_Task to carry out_
Go through the entries below and count the lines holding the word "this". Reply with only the number, please.

_Records supplied_
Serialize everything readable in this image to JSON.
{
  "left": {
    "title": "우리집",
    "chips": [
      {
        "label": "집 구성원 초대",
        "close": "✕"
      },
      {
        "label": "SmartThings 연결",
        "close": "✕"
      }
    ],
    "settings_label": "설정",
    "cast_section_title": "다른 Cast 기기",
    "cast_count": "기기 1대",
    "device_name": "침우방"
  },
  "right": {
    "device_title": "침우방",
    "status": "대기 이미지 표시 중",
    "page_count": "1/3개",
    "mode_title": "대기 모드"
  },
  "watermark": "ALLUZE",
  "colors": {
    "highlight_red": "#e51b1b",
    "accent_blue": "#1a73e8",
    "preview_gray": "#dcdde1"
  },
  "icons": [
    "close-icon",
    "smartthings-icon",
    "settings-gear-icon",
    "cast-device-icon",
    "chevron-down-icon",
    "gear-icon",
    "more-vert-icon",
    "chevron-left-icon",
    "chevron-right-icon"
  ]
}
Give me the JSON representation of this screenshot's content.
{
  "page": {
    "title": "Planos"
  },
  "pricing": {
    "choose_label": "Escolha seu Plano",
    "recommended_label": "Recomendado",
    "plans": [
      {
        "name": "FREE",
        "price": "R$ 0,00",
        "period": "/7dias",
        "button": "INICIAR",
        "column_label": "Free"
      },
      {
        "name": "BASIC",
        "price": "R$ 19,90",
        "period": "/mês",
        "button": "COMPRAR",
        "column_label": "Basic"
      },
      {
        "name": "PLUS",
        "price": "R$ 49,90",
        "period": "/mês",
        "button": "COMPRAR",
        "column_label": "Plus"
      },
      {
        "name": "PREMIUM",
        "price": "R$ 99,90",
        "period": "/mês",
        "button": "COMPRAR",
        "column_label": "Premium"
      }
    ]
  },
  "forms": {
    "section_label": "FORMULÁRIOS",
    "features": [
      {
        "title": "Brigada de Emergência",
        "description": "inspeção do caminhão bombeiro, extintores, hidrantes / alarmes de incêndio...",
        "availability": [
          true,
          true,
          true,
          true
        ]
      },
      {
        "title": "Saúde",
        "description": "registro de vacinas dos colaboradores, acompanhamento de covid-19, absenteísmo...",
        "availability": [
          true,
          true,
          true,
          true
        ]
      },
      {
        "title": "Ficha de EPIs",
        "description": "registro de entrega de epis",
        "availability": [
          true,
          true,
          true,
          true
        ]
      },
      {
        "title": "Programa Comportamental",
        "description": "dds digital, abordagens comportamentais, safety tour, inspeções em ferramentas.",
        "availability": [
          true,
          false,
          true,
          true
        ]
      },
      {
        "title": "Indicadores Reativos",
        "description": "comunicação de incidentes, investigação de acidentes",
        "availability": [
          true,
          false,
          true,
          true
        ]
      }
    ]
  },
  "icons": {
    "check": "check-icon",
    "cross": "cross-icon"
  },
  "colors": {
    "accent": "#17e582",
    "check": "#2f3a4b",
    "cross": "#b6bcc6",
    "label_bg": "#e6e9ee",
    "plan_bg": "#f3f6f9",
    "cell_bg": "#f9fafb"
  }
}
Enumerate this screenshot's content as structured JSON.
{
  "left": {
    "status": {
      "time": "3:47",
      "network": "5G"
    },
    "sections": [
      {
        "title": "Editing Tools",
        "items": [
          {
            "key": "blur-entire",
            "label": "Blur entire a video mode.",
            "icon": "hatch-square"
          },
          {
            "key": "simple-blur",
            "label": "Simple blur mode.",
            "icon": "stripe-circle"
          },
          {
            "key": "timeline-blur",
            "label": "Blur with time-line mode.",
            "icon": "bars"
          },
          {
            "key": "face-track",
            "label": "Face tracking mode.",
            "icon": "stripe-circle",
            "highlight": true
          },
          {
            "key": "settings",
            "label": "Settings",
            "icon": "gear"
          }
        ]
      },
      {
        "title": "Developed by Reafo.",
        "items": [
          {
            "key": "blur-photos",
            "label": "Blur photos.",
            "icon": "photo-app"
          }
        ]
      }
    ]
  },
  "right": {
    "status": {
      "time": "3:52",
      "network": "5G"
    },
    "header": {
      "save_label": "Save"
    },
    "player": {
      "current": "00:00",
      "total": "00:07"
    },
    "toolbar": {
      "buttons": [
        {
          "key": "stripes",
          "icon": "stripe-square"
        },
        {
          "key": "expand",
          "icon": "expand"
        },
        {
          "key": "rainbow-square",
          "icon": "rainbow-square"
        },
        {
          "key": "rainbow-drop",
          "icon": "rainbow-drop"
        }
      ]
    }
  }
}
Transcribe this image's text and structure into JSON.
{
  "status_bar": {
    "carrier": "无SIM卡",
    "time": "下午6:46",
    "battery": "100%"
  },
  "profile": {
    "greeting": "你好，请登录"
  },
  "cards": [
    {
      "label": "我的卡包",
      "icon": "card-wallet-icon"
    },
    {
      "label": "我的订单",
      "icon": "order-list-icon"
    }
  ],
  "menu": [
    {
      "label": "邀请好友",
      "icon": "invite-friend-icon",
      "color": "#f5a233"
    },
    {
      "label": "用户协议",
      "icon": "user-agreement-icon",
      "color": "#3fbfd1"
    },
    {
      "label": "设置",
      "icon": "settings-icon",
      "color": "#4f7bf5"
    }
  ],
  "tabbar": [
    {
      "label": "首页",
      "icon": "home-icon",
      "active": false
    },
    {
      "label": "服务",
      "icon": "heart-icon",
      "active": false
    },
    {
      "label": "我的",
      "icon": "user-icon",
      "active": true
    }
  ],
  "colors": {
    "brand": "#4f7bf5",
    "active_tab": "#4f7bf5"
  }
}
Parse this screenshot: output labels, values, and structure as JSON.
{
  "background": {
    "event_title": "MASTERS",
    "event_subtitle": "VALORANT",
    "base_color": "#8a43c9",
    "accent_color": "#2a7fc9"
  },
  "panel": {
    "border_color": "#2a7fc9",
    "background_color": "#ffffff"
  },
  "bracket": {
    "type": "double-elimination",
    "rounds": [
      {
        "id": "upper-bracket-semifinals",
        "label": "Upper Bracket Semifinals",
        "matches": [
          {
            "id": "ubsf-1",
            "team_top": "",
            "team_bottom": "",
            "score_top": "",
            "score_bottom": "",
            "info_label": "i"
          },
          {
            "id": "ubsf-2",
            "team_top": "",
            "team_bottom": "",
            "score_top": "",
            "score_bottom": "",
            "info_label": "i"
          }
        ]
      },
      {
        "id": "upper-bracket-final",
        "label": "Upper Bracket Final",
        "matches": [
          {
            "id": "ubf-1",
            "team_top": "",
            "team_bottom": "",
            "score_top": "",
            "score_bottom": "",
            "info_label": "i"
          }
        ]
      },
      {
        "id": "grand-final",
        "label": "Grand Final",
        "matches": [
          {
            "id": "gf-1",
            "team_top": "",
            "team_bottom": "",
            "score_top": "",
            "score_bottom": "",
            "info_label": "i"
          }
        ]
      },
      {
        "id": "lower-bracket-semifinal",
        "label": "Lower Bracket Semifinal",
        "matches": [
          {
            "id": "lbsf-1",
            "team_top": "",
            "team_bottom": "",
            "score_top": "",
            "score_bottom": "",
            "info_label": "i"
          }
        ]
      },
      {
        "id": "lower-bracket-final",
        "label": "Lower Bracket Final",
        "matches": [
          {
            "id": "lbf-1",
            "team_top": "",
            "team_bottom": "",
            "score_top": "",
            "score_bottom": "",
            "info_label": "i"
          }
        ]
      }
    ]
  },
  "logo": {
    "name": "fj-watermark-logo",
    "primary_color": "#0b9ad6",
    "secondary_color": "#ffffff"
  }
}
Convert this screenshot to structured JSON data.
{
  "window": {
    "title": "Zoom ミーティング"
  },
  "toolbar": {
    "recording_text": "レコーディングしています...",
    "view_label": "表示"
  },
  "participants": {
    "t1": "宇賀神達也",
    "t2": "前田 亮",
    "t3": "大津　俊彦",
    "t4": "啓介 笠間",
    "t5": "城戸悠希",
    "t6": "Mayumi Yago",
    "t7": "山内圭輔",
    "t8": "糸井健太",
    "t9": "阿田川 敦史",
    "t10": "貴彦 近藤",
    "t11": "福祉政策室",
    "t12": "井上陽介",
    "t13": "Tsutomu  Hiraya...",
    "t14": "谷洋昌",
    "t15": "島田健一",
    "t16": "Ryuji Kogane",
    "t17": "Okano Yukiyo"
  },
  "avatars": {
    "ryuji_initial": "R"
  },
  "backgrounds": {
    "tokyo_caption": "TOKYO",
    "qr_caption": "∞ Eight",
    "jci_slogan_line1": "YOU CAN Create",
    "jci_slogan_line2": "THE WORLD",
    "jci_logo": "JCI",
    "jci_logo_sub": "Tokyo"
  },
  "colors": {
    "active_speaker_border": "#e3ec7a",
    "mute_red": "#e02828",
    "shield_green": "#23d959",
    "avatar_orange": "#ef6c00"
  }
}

_Exercise solution_
6